Gunther, who was used to being showered, not bathed, had never been immersed in water before. He stopped; he paddled hard with his front feet briefly, soaking me in the few areas he’d missed first time around. And then he realized the pool’s 92-degree water felt good. And for the first time in almost 4 weeks post-op, he was moving his left leg with fervor.
And the restlessness frustrated dog who hated the leash and missed his long walks and yard runs, was burning off energy pent up for weeks.
Based on a signed veterinarian’s referral which noted he had no heart, breathing or ear problems and approving a 1-month trial, Gunnie was allowed 15 minutes of swim the first time.
With Jean’s assistance and encouragement, he made slow lazy laps around the pool, periodically stopping at the whirlpool jets to enjoy the blast of warm water on his sore muscles. At the 15 minute time limit, we began to encourage Gunny to rejoin me on semi-dry land. However, he’d now gotten the hang of this paddle-paddle stop at the jets and get a blast on the leg, rest on the rest-bench arrangement. As with his entrance to the pool, he now refused to exit. But unlike his entrance, a push wasn’t an option. The straps which allowed Jean to direct him around the pool with ease, were not strong enough with which to lift him.

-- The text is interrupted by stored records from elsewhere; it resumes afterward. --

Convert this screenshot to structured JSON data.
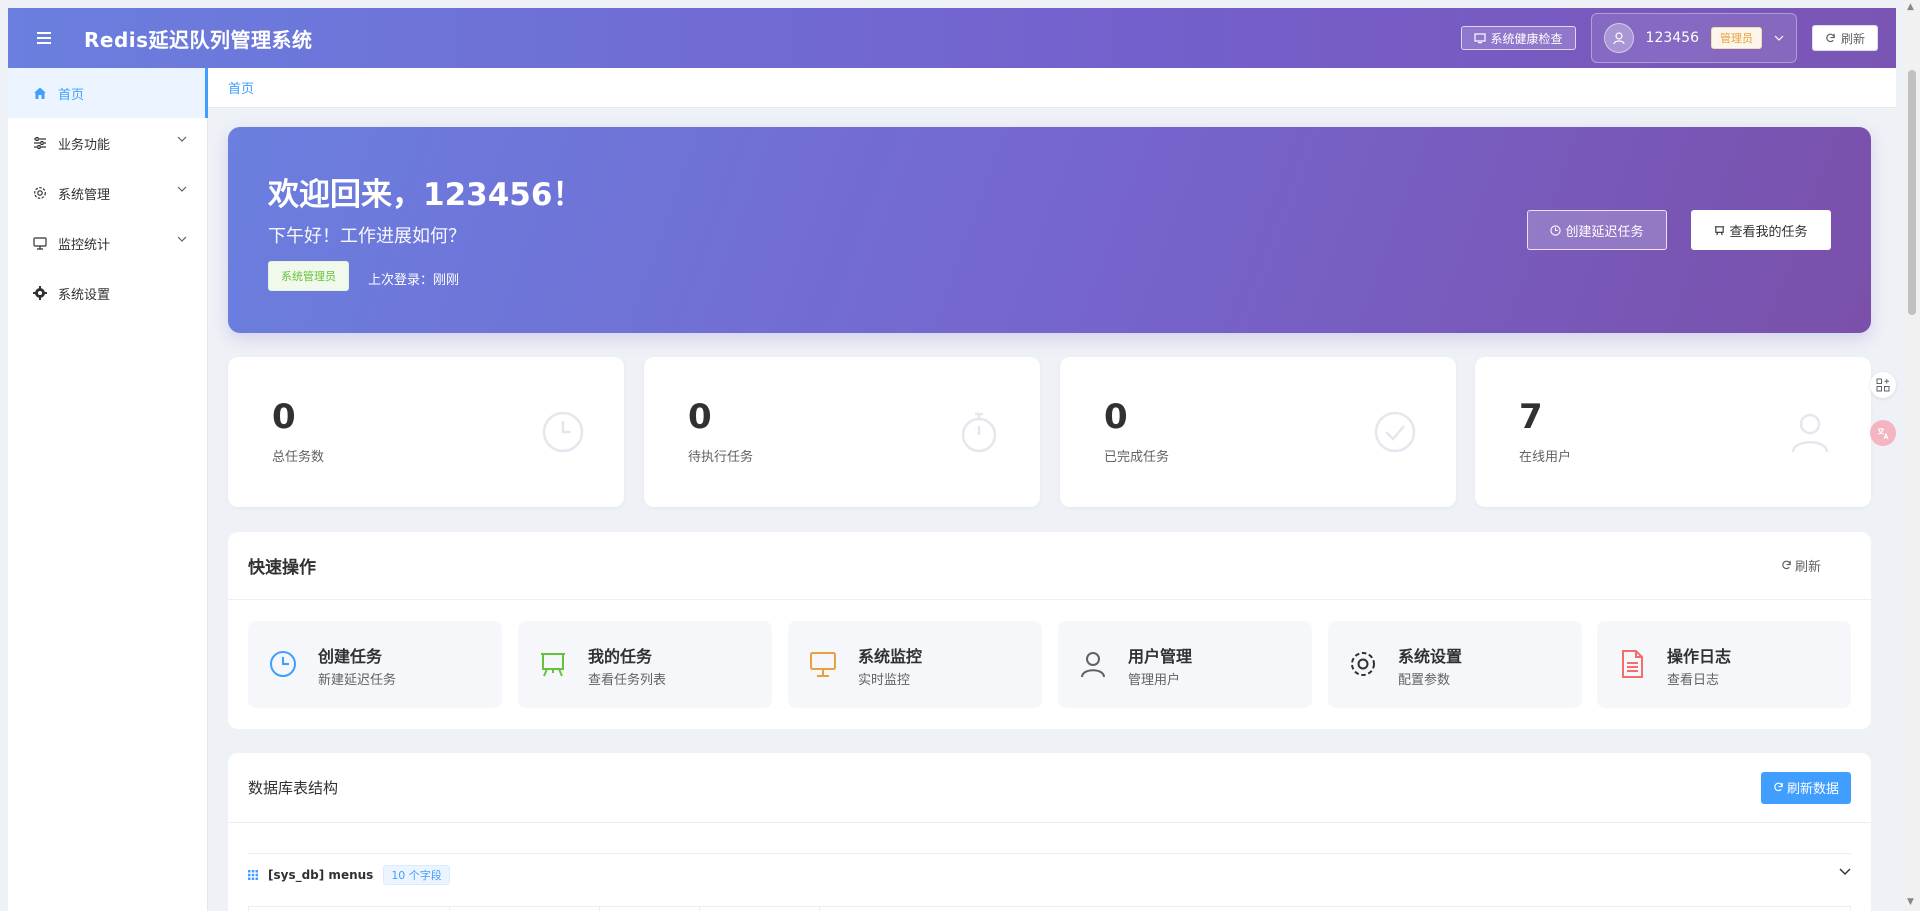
{
  "header": {
    "title": "Redis延迟队列管理系统",
    "health_check": "系统健康检查",
    "username": "123456",
    "role": "管理员",
    "refresh": "刷新"
  },
  "sidebar": {
    "items": [
      {
        "label": "首页",
        "icon": "home-icon",
        "active": true
      },
      {
        "label": "业务功能",
        "icon": "sliders-icon"
      },
      {
        "label": "系统管理",
        "icon": "gear-icon"
      },
      {
        "label": "监控统计",
        "icon": "monitor-icon"
      },
      {
        "label": "系统设置",
        "icon": "cog-icon"
      }
    ]
  },
  "breadcrumb": "首页",
  "welcome": {
    "title": "欢迎回来，123456！",
    "subtitle": "下午好！工作进展如何？",
    "role_tag": "系统管理员",
    "last_login": "上次登录：刚刚",
    "create_btn": "创建延迟任务",
    "view_btn": "查看我的任务"
  },
  "stats": [
    {
      "value": "0",
      "label": "总任务数",
      "icon": "clock-icon"
    },
    {
      "value": "0",
      "label": "待执行任务",
      "icon": "stopwatch-icon"
    },
    {
      "value": "0",
      "label": "已完成任务",
      "icon": "check-circle-icon"
    },
    {
      "value": "7",
      "label": "在线用户",
      "icon": "user-icon"
    }
  ],
  "quick": {
    "title": "快速操作",
    "refresh": "刷新",
    "items": [
      {
        "title": "创建任务",
        "sub": "新建延迟任务",
        "icon": "clock-icon",
        "color": "#409eff"
      },
      {
        "title": "我的任务",
        "sub": "查看任务列表",
        "icon": "board-icon",
        "color": "#67c23a"
      },
      {
        "title": "系统监控",
        "sub": "实时监控",
        "icon": "monitor-icon",
        "color": "#e6a23c"
      },
      {
        "title": "用户管理",
        "sub": "管理用户",
        "icon": "user-icon",
        "color": "#606266"
      },
      {
        "title": "系统设置",
        "sub": "配置参数",
        "icon": "gear-icon",
        "color": "#303133"
      },
      {
        "title": "操作日志",
        "sub": "查看日志",
        "icon": "document-icon",
        "color": "#f56c6c"
      }
    ]
  },
  "db": {
    "title": "数据库表结构",
    "refresh_btn": "刷新数据",
    "table_name": "[sys_db] menus",
    "field_count": "10 个字段"
  },
  "colors": {
    "primary": "#409eff",
    "header_start": "#6a7fdf",
    "header_end": "#7a55b4"
  }
}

Once again I found myself cajoling, begging and crooning. With Jean “strongly encouraging” Gunther’s back end, while remaining cognitive of his recent leg surgery, I grabbed a collar and pulled. Suddenly he was out of the water. Now that he was done, he had figured out this was a fun excursion. He could play. His sense of humor came out. Now was the time to shake and saturate the few remaining inches of my dry clothes before I could throw towels over all of him. And he did so.
Now out the pool, Jean dried him down with towels, then blow dried him with a grooming dryer. Meanwhile as I held his head, he wiggled and moved and readjusted, until the moment I realized he had maneuvered me to within centimeters of the pool edge. Clearly if he was wet, I should be.
Tuckered and out and blow dried dry, the drive home was far more peaceful than the trip there. Once home, Gun spent the remainder of the day in his favorite sleeping spot in the family room.
For those seeking a way to exercise an overweight or injured dog, with a doctor’s permission, aqua therapy is the way to go.